ACORN Community Organizing Ideas and Issues International Personal Writings

Havana, Cuba: The notion that one can have constant virtual companeros and companeras as one travels the road and drives the work forward has a certain strange attraction.  God knows it helps to have company on the road!  There is a certain comfort to believing there are fellow travelers among us on the journeys of our work and lives, isn’t there?  In fact we often overstate the numbers to create the allusions of masses in motion with us even if we can only see a small few from day to day, so the search for other venues — even virtual — to move us all seems worth some effort in moving people froward.

So we will try this “blog” thing for a time and see what develops.  Years ago I did something for quite some time called the “chief organizer reports,” which were a daily staple on our radio stations, KNON in Dallas and KABF in Little Rock, and even before that when we were a smaller band I used to file similar “chief organizers reports” as we were growing on a weekly or monthly basis to keep people up to date and let them try to find a way to share in the experience and contribute constantly to the growing excitement of our work and world.
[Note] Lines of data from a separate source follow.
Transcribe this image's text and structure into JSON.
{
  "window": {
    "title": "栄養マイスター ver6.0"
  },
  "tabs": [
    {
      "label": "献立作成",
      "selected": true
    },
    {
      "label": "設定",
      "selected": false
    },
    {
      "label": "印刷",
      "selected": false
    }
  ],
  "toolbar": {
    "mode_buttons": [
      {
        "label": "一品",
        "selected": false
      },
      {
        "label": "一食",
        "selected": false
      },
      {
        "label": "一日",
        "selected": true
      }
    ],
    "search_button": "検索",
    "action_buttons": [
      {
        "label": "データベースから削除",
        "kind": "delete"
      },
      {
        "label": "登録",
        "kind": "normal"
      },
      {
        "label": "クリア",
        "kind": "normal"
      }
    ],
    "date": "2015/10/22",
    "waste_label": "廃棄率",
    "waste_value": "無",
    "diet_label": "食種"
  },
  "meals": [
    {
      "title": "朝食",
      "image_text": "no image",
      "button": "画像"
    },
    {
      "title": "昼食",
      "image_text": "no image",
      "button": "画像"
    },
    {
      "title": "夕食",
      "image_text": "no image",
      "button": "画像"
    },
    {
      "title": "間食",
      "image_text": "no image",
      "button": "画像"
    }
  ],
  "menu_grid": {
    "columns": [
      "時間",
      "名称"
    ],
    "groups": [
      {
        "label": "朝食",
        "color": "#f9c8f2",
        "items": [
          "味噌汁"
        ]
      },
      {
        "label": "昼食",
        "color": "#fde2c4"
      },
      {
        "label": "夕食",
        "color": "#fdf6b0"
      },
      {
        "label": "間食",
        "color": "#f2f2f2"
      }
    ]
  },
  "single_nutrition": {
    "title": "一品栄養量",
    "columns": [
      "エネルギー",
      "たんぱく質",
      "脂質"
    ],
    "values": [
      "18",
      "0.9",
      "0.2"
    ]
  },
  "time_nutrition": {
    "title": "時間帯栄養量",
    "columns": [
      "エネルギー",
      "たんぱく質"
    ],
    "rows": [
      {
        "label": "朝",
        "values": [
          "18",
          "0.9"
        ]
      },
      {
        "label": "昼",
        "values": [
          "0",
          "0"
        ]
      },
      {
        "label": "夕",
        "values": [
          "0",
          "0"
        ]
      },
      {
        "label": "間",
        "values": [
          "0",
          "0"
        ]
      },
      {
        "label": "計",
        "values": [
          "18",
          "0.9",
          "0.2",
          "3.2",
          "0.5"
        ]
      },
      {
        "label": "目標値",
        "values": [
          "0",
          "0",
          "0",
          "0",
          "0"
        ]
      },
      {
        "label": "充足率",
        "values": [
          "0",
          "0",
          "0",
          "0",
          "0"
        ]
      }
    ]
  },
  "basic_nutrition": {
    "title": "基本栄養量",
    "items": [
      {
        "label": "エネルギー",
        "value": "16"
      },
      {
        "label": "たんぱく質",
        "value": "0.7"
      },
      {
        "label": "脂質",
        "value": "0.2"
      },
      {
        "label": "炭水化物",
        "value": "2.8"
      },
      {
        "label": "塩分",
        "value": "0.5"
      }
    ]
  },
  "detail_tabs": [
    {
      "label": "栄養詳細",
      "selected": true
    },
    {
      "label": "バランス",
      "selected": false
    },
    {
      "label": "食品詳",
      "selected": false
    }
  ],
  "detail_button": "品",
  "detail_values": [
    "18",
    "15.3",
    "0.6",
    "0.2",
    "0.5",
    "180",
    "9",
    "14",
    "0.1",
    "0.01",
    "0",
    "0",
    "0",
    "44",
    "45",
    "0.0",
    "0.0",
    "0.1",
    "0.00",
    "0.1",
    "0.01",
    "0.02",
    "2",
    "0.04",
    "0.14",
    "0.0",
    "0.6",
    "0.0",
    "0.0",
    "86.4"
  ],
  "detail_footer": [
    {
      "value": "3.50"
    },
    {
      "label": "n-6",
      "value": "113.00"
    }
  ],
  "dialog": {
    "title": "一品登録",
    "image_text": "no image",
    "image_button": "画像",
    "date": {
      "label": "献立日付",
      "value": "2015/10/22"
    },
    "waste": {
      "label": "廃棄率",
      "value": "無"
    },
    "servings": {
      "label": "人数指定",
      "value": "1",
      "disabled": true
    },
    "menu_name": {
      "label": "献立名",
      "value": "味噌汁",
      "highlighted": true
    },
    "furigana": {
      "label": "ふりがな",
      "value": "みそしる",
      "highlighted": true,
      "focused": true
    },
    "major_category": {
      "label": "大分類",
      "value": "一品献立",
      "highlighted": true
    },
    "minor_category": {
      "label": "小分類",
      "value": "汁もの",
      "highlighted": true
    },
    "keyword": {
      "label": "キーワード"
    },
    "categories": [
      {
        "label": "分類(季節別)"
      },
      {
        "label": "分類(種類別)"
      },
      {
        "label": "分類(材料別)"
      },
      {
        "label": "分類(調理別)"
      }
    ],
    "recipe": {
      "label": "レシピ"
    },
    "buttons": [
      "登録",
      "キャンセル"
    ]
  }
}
In short I see these notes as a part of that tradition even though with some differences.  With written reports one can see the staff, leaders, and members and try to imagine their interests and reconcile what one has to say and wants to say with some of what they might want to hear.  In radio it was much, much harder because there was a constant sense of speaking into the void and too often into an echo where one can only hear one’s own voice and other than that — silence — which was the reason in fact that after many years I simply stopped doing them.  I had been an organizer way too long who thrived on working with people to enjoy a medium where I could not seem to feel the connection.  In moving forward in this new direction I wonder if it will be a mixture of the two experiences.  On the one hand feeling like I will really know some of the people who might share an interest in this journey and being totally clueless about the rest of what moves people to read — much less respond — to these daily notes.

Whatever?  We take these small steps in no small part to see what lies around the corner, so with this brief introduction, let’s get to it!

I write this first report from Havana.  Yes, the famous Havana — Cuba behind the blockade!  I am here as part of a bilateral commission looking at the state of developing labor law and unions in Cuba.  I am also interested given the ruined state of the Cuban economy in trying to understand here, as in so many other places, how people are able to piece together a living as part of the informal economy, or what many of us know as contingent labor in the United States.

Having spent most of yesterday simply negotiating the passage ways between the pre-dawn of New Orleans, where I call home, and then through Miami International in one tedious line after another, to finally arrive mid-afternoon in Havana, I can not say that I know much of anything about Cuba yet other than how to sort and match the early impressions with what I had read or wondered.   The Malecon is every bit as beautiful and literally breathtaking when the stiff breeze comes off the ocean against a bright afternoon blue sky, as the National Geographic pictures one had seen only months before.   Indeed there are streets full of vintage American cars, particularly Chevys and Oldsmobiles, but they are vastly outnumbered by other, even new editions, from elsewhere, so they seem novel, but more in a California car-club way than a standard way of life manner as one had somehow expected.  And, as expected, the buildings in Centro are a study in rusting wrought iron and decaying stucco and plaster as the architecture is literally crumbling around the streets that are also in a state of confusion between pavement and rubble, but there is more rehab and construction than one might have imagined and there are signs of pothole repair even in the back streets.

The most powerful recognition though is the lack of commercialization.  Billboards advertise political slogans here, not merchandize and modern convenience.  There are very, very few stores in the neighborhoods.  Fewer restaurants.  There are things being sold for sure, just not in an accustomed way in the normal marketplace.

One also is frankly surprised by the majesty of the city.  It is stately and elegant in a way that one did not quite expect.

And, of course even though one understands intellectually the impact of a blockade, being on the other side of the line produces a different recognition of its reality.  There is no hot sauce or tobasco for your eggs in the morning — of course neither are there really eggs without a huge struggle.  We were staying in a hotel owned and operated by the CTC — the Cuban labor federation.  There is no menu.   There was simply a choice of what one might want between fish, beef, and pork with the standard fare — which was altogether adequate for us, but gave more than a sense of how hard one it might be compared to the standard fare.

Impressions.  Only that.  As we dig in to the program today and throughout the week, we will get a better sense of what impressions harden into truths or seem foolishly naive on deeper inspection and understanding.